New Catalyst Marks Major Step in the March Toward Hydrogen Fuel

Science 1 August 2008:
Vol. 321. no. 5889, p. 620
DOI: 10.1126/science.321.5889.620

Robert F. Service
Climate change concerns, high gas prices, and a good deal of international friction would fade if scientists could learn a trick every houseplant knows: how to absorb sunlight and store its energy in chemical bonds. What's needed are catalysts capable of taking electricity and using it to split water to generate hydrogen gas, a clean fuel. Unfortunately, the catalysts discovered so far work under harsh chemical conditions, and the best ones are made from platinum, a rare and expensive metal.
No more. This week, researchers at the Massachusetts Institute of Technology (MIT) in Cambridge led by chemist Daniel Nocera report online in Science a new water-splitting catalyst that works under environmentally friendly conditions ( More important, it's made from cobalt and phosphorus, fairly cheap and abundant elements. The new catalyst needs improvements before it can solve the world's energy problems, but several outside researchers say it's a crucial development.
"This is a great result," says John Turner, an electrochemist and water-splitting expert at the National Renewable Energy Laboratory in Golden, Colorado. Thomas Moore, a chemist at Arizona State University in Tempe, goes further. "It's a big-to-giant step" in the direction of powering industrial societies with renewable fuels, he says. "I'd say it's a breakthrough." Meanwhile, on pages 671 and 676, other groups report related advances--a cheap plastic fuel cell catalyst that converts hydrogen to electricity, and a solid oxide fuel cell catalyst that operates at lower temperatures--that affect another vital component of any future solar hydrogen system.
English chemists first used electricity to split water more than 200 years ago. The reaction requires two separate catalytic steps. The first, the positively charged electrode, or anode, swipes electrons from hydrogen atoms in water molecules. The result is that protons (hydrogen atoms minus their electrons) break away from their oxygen atoms.
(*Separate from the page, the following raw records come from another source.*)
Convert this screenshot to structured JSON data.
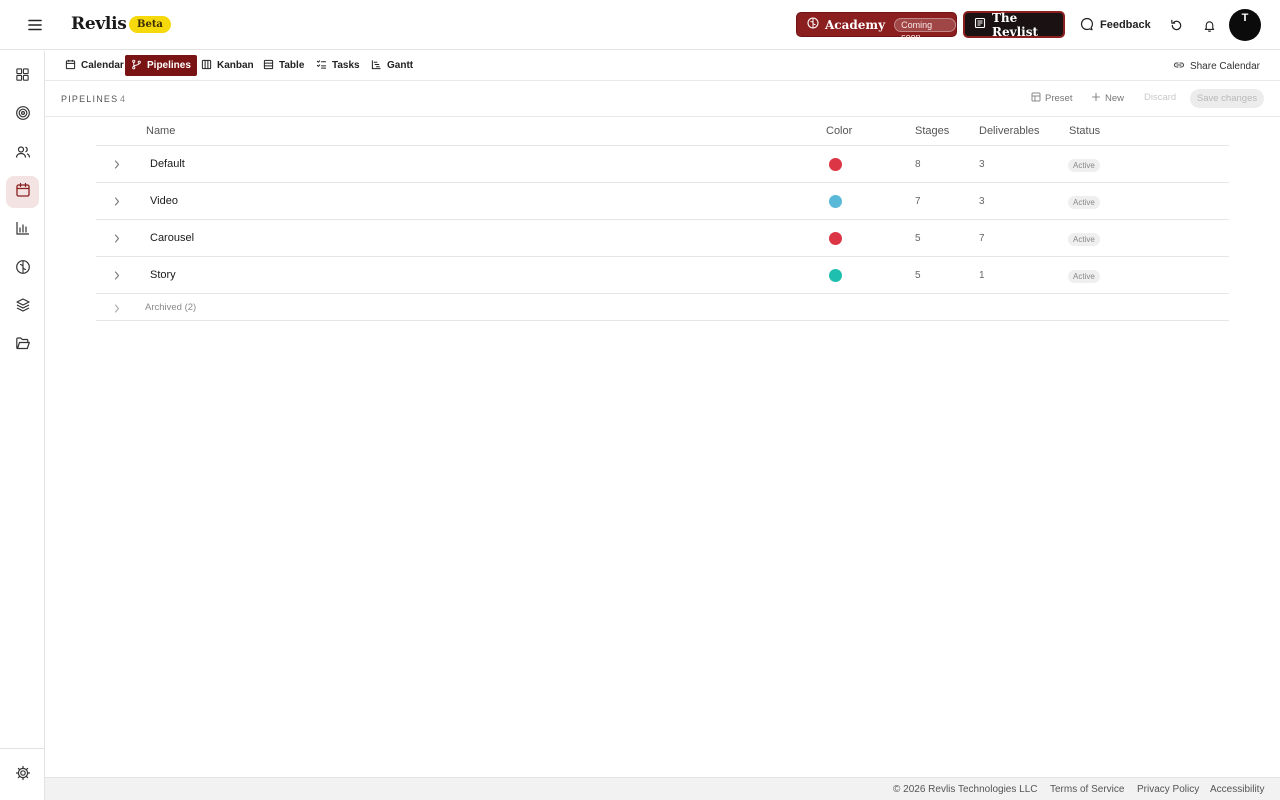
{
  "header": {
    "brand": "Revlis",
    "beta_label": "Beta",
    "academy_label": "Academy",
    "academy_badge": "Coming soon",
    "revlist_label": "The Revlist",
    "feedback_label": "Feedback",
    "avatar_initial": "T",
    "colors": {
      "academy_bg": "#8b1e1e",
      "revlist_bg": "#1a1212",
      "beta_bg": "#f5d90a"
    }
  },
  "sidebar": {
    "items": [
      {
        "icon": "grid-icon"
      },
      {
        "icon": "target-icon"
      },
      {
        "icon": "users-icon"
      },
      {
        "icon": "calendar-icon",
        "active": true
      },
      {
        "icon": "bar-chart-icon"
      },
      {
        "icon": "brain-icon"
      },
      {
        "icon": "layers-icon"
      },
      {
        "icon": "folder-icon"
      }
    ],
    "bottom_icon": "settings-icon"
  },
  "tabs": {
    "items": [
      {
        "label": "Calendar",
        "icon": "calendar-icon"
      },
      {
        "label": "Pipelines",
        "icon": "branch-icon",
        "active": true
      },
      {
        "label": "Kanban",
        "icon": "kanban-icon"
      },
      {
        "label": "Table",
        "icon": "table-icon"
      },
      {
        "label": "Tasks",
        "icon": "checklist-icon"
      },
      {
        "label": "Gantt",
        "icon": "gantt-icon"
      }
    ],
    "share_label": "Share Calendar",
    "active_color": "#7a1414"
  },
  "toolbar": {
    "title": "PIPELINES",
    "count": "4",
    "preset_label": "Preset",
    "new_label": "New",
    "discard_label": "Discard",
    "save_label": "Save changes"
  },
  "table": {
    "headers": {
      "name": "Name",
      "color": "Color",
      "stages": "Stages",
      "deliverables": "Deliverables",
      "status": "Status"
    },
    "rows": [
      {
        "name": "Default",
        "color": "#dc3545",
        "stages": "8",
        "deliverables": "3",
        "status": "Active"
      },
      {
        "name": "Video",
        "color": "#5ab8d8",
        "stages": "7",
        "deliverables": "3",
        "status": "Active"
      },
      {
        "name": "Carousel",
        "color": "#dc3545",
        "stages": "5",
        "deliverables": "7",
        "status": "Active"
      },
      {
        "name": "Story",
        "color": "#1fbfb0",
        "stages": "5",
        "deliverables": "1",
        "status": "Active"
      }
    ],
    "archived_label": "Archived (2)"
  },
  "footer": {
    "copyright": "© 2026 Revlis Technologies LLC",
    "terms": "Terms of Service",
    "privacy": "Privacy Policy",
    "accessibility": "Accessibility"
  }
}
The anode catalyst then grabs two oxygen atoms and welds them together to make O2. Meanwhile, the free protons drift through the solution to the negatively charged electrode, or cathode, where they hook up with electrons to make molecular hydrogen (H2).